* [Material for this exercise]
........

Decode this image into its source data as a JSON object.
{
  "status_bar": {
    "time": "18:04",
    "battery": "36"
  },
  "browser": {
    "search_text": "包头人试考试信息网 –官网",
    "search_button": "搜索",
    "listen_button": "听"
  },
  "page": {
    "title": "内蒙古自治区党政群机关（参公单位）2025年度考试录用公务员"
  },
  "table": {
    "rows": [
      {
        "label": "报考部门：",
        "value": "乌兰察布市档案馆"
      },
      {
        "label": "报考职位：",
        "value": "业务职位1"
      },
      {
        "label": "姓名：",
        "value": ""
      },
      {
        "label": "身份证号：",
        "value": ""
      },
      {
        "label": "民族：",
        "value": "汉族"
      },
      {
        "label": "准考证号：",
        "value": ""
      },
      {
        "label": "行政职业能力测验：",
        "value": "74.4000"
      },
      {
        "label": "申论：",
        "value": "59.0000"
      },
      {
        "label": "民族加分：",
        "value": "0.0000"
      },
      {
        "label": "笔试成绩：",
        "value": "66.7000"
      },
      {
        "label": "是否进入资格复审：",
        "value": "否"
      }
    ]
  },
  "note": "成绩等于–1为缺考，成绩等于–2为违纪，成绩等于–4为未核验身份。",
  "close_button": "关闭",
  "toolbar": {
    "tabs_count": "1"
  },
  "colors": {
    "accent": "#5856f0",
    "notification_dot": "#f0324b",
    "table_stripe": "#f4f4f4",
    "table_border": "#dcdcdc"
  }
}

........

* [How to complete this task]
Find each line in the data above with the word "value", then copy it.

* [Completed exercise]
        "value": "乌兰察布市档案馆"
        "value": "业务职位1"
        "value": ""
        "value": ""
        "value": "汉族"
        "value": ""
        "value": "74.4000"
        "value": "59.0000"
        "value": "0.0000"
        "value": "66.7000"
        "value": "否"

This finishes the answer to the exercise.